:: RECORDED INFORMATION

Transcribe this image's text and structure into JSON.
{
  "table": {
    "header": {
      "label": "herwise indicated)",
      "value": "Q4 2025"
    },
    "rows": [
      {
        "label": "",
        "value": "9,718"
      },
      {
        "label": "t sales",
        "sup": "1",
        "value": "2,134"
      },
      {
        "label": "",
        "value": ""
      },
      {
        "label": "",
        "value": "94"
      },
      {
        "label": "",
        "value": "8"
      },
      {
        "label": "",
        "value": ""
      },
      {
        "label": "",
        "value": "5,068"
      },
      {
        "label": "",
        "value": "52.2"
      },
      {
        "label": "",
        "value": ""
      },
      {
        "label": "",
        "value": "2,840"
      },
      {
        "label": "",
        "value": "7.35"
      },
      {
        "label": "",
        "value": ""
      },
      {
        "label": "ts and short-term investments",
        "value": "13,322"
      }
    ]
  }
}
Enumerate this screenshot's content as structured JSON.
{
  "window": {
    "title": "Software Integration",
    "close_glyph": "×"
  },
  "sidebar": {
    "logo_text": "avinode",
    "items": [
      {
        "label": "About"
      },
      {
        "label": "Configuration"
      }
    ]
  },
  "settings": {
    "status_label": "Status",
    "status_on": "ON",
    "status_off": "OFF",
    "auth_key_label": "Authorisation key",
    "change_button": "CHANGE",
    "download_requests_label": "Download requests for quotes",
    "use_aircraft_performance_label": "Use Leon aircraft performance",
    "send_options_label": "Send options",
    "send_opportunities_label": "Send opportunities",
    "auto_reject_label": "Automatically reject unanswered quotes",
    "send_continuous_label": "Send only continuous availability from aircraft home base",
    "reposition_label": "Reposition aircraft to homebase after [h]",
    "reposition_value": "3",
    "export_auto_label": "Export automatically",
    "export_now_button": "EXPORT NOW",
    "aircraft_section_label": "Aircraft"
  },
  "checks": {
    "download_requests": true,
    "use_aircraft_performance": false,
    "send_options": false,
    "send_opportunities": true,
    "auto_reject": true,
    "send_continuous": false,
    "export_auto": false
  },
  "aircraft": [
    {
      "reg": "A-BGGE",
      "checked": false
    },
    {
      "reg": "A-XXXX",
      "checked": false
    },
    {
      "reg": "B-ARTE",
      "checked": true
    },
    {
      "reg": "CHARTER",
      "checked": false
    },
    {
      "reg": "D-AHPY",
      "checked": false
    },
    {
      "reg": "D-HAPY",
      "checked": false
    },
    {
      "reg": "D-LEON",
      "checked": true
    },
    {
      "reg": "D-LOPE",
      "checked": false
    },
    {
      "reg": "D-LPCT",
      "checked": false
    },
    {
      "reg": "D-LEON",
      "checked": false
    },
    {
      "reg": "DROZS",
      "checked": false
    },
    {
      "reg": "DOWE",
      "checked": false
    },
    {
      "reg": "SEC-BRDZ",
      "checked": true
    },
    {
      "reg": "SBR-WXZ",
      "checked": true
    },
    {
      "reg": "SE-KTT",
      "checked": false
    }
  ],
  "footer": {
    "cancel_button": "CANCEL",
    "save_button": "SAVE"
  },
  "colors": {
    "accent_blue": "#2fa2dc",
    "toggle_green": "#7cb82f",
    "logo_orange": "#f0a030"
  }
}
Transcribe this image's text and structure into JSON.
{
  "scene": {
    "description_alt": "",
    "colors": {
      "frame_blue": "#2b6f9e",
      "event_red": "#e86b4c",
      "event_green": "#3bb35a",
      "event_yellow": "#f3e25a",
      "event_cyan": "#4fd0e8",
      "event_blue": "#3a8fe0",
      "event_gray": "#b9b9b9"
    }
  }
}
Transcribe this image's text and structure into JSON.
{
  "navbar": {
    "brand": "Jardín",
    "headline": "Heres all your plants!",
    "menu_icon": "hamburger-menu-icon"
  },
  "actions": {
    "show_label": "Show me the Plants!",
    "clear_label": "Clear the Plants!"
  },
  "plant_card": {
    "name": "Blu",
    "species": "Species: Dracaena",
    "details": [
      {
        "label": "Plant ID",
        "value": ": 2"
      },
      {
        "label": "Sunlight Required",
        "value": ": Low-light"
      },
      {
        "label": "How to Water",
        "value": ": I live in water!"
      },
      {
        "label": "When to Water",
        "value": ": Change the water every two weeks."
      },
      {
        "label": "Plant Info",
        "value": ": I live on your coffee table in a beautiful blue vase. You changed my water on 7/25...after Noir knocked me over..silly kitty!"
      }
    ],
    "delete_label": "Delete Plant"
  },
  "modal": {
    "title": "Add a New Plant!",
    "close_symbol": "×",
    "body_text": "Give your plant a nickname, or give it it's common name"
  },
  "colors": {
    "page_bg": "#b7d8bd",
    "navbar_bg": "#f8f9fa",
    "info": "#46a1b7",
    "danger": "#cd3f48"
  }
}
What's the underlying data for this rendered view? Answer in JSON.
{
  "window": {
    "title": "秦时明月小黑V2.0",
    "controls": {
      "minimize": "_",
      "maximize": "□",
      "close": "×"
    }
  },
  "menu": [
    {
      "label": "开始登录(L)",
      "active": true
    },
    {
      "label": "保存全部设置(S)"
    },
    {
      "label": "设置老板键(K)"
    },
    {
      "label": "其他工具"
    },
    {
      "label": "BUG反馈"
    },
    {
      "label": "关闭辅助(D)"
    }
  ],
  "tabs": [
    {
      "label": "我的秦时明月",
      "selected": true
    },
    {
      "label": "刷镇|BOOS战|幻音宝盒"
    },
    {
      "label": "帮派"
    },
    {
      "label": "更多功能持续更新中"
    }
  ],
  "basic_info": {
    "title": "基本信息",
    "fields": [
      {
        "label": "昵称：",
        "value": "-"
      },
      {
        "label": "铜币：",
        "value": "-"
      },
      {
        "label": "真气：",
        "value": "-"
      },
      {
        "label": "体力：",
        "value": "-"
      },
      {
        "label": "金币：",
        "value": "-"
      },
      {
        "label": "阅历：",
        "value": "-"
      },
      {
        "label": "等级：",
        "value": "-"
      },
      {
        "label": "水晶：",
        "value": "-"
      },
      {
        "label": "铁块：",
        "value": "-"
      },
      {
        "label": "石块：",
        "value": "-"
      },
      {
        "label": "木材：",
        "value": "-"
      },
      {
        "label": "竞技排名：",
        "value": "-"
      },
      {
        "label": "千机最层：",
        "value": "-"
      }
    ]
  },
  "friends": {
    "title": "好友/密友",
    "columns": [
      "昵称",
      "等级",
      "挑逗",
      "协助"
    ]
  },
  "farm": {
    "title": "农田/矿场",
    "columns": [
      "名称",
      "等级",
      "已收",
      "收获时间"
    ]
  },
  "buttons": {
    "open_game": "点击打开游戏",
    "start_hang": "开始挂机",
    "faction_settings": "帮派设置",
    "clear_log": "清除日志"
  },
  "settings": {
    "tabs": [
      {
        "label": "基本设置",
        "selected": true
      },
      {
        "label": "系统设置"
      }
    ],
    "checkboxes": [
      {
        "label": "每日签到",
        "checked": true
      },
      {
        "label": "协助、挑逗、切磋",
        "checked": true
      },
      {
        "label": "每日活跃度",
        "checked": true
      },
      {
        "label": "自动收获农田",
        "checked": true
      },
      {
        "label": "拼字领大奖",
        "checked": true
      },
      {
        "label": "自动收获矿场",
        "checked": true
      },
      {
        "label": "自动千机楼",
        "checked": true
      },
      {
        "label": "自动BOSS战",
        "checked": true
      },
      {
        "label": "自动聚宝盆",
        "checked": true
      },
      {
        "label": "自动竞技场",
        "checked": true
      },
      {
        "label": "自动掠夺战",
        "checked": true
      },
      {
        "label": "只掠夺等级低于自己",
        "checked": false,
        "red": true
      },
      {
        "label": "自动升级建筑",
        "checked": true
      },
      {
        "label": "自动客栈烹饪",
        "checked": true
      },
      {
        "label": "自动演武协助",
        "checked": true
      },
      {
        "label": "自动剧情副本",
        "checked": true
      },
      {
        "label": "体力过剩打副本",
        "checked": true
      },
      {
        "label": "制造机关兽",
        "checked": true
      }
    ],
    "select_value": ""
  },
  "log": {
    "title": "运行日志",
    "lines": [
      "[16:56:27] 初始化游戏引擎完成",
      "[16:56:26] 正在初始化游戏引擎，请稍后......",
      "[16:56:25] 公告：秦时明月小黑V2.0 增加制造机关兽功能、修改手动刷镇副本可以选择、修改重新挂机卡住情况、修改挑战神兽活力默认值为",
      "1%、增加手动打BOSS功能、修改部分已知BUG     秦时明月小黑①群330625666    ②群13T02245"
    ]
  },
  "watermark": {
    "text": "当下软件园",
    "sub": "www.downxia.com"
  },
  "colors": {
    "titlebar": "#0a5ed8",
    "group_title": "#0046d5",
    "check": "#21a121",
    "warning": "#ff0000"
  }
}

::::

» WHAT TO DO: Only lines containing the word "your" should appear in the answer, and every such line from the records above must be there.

» RESULT:
    "headline": "Heres all your plants!",
        "value": ": I live on your coffee table in a beautiful blue vase. You changed my water on 7/25...after Noir knocked me over..silly kitty!"
    "body_text": "Give your plant a nickname, or give it it's common name"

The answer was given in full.